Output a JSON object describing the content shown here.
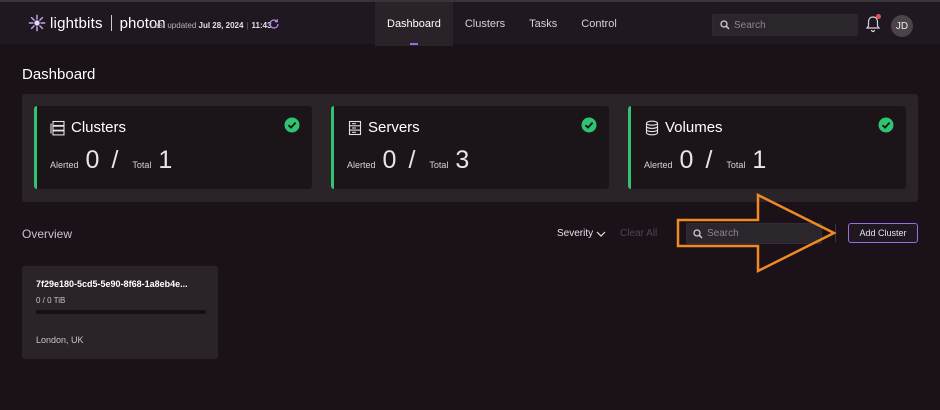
{
  "header": {
    "brand": "lightbits",
    "product": "photon",
    "last_updated_label": "Last updated",
    "last_updated_date": "Jul 28, 2024",
    "last_updated_time": "11:43",
    "search_placeholder": "Search",
    "avatar_initials": "JD",
    "nav": [
      {
        "label": "Dashboard",
        "active": true
      },
      {
        "label": "Clusters",
        "active": false
      },
      {
        "label": "Tasks",
        "active": false
      },
      {
        "label": "Control",
        "active": false
      }
    ]
  },
  "page": {
    "title": "Dashboard"
  },
  "stats": [
    {
      "icon": "cluster-icon",
      "title": "Clusters",
      "alerted_label": "Alerted",
      "alerted": "0",
      "total_label": "Total",
      "total": "1",
      "status": "ok"
    },
    {
      "icon": "server-icon",
      "title": "Servers",
      "alerted_label": "Alerted",
      "alerted": "0",
      "total_label": "Total",
      "total": "3",
      "status": "ok"
    },
    {
      "icon": "volume-icon",
      "title": "Volumes",
      "alerted_label": "Alerted",
      "alerted": "0",
      "total_label": "Total",
      "total": "1",
      "status": "ok"
    }
  ],
  "overview": {
    "label": "Overview",
    "severity_label": "Severity",
    "clear_all_label": "Clear All",
    "search_placeholder": "Search",
    "add_cluster_label": "Add Cluster"
  },
  "clusters": [
    {
      "id": "7f29e180-5cd5-5e90-8f68-1a8eb4e...",
      "capacity": "0 / 0 TiB",
      "usage_fraction": 0,
      "location": "London, UK"
    }
  ],
  "colors": {
    "accent": "#9b6ce0",
    "ok": "#2fc472",
    "annotation_arrow": "#f08a24",
    "background": "#1a1218"
  }
}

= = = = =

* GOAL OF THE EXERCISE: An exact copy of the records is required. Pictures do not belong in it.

* PROBLEM SOLUTION:
Output a JSON object describing the content shown here.
{
  "header": {
    "brand": "lightbits",
    "product": "photon",
    "last_updated_label": "Last updated",
    "last_updated_date": "Jul 28, 2024",
    "last_updated_time": "11:43",
    "search_placeholder": "Search",
    "avatar_initials": "JD",
    "nav": [
      {
        "label": "Dashboard",
        "active": true
      },
      {
        "label": "Clusters",
        "active": false
      },
      {
        "label": "Tasks",
        "active": false
      },
      {
        "label": "Control",
        "active": false
      }
    ]
  },
  "page": {
    "title": "Dashboard"
  },
  "stats": [
    {
      "icon": "cluster-icon",
      "title": "Clusters",
      "alerted_label": "Alerted",
      "alerted": "0",
      "total_label": "Total",
      "total": "1",
      "status": "ok"
    },
    {
      "icon": "server-icon",
      "title": "Servers",
      "alerted_label": "Alerted",
      "alerted": "0",
      "total_label": "Total",
      "total": "3",
      "status": "ok"
    },
    {
      "icon": "volume-icon",
      "title": "Volumes",
      "alerted_label": "Alerted",
      "alerted": "0",
      "total_label": "Total",
      "total": "1",
      "status": "ok"
    }
  ],
  "overview": {
    "label": "Overview",
    "severity_label": "Severity",
    "clear_all_label": "Clear All",
    "search_placeholder": "Search",
    "add_cluster_label": "Add Cluster"
  },
  "clusters": [
    {
      "id": "7f29e180-5cd5-5e90-8f68-1a8eb4e...",
      "capacity": "0 / 0 TiB",
      "usage_fraction": 0,
      "location": "London, UK"
    }
  ],
  "colors": {
    "accent": "#9b6ce0",
    "ok": "#2fc472",
    "annotation_arrow": "#f08a24",
    "background": "#1a1218"
  }
}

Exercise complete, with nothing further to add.